Keepin’ it clean: Vintage soap ads

    I’ve never heard of her before, but according to Wikipedia, Sally Eilers was an American actress whose film career spanned from 1927 – 1935.

    Maybe if she had used something besides “toilet soap” as the focal point of her beauty regimen, she would have been more popular.




















    I suppose Pears Soap was trying to illustrate the well-known phrase “throwing the baby out with the bathwater”.  But, does this ad entice you to buy Pears Soap?

    I’m getting more of a Pears-Killer-Soap-on-the-Loose vibe from this:















    “Help me, Mommy! Why did you buy Pears’ Soap? Why??!!”

“Please, Dave.. don’t let your wife do this!”

Just for the record, I have used LYSOL® for myriad of cleaning/disinfecting duties.  I find it to be a most excellent product, and have never been disappointed with its effectiveness.
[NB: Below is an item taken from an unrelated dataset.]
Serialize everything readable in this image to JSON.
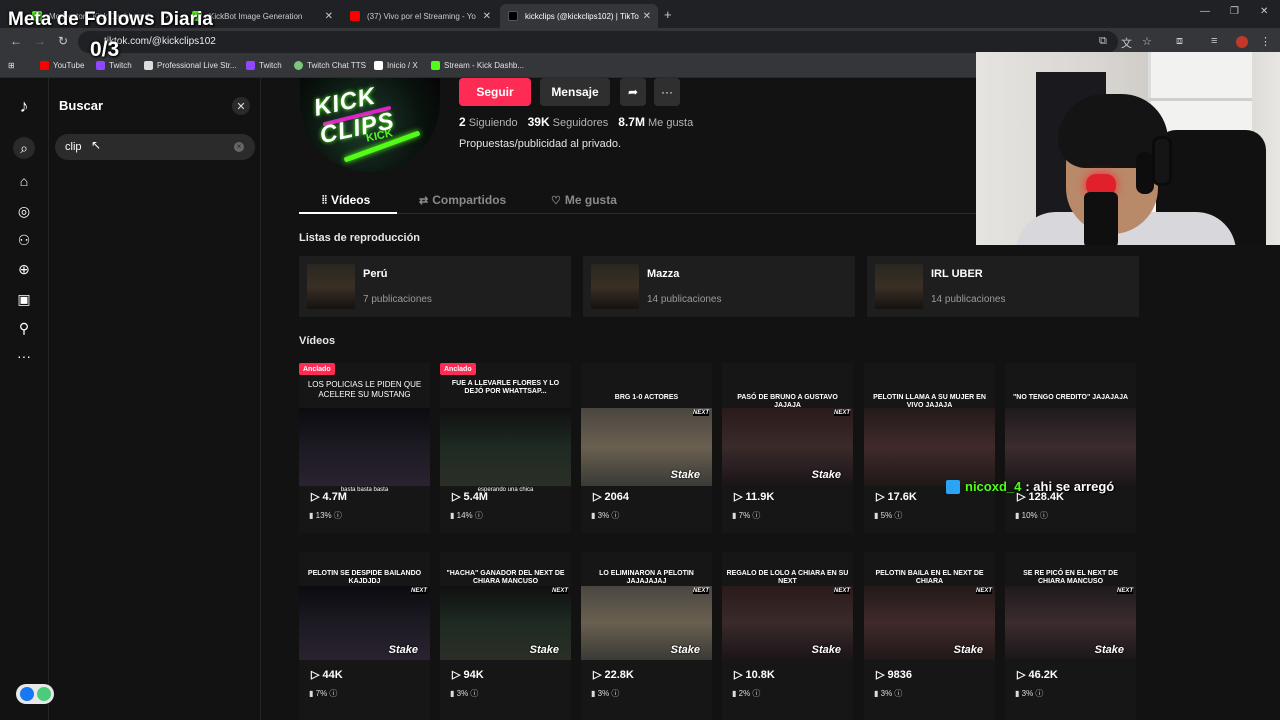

However, I would never, ever, never, ever, never, ever, never, ever use it for what this ad is promoting.  No way, no how, not in a gazillion years.

Seriously.  I mop my bathroom tiles with this stuff.  Who wants to smell like a mop?


Beauty Tip of the Day

Lip gloss that matches your nail polish is so in right now.glamourdog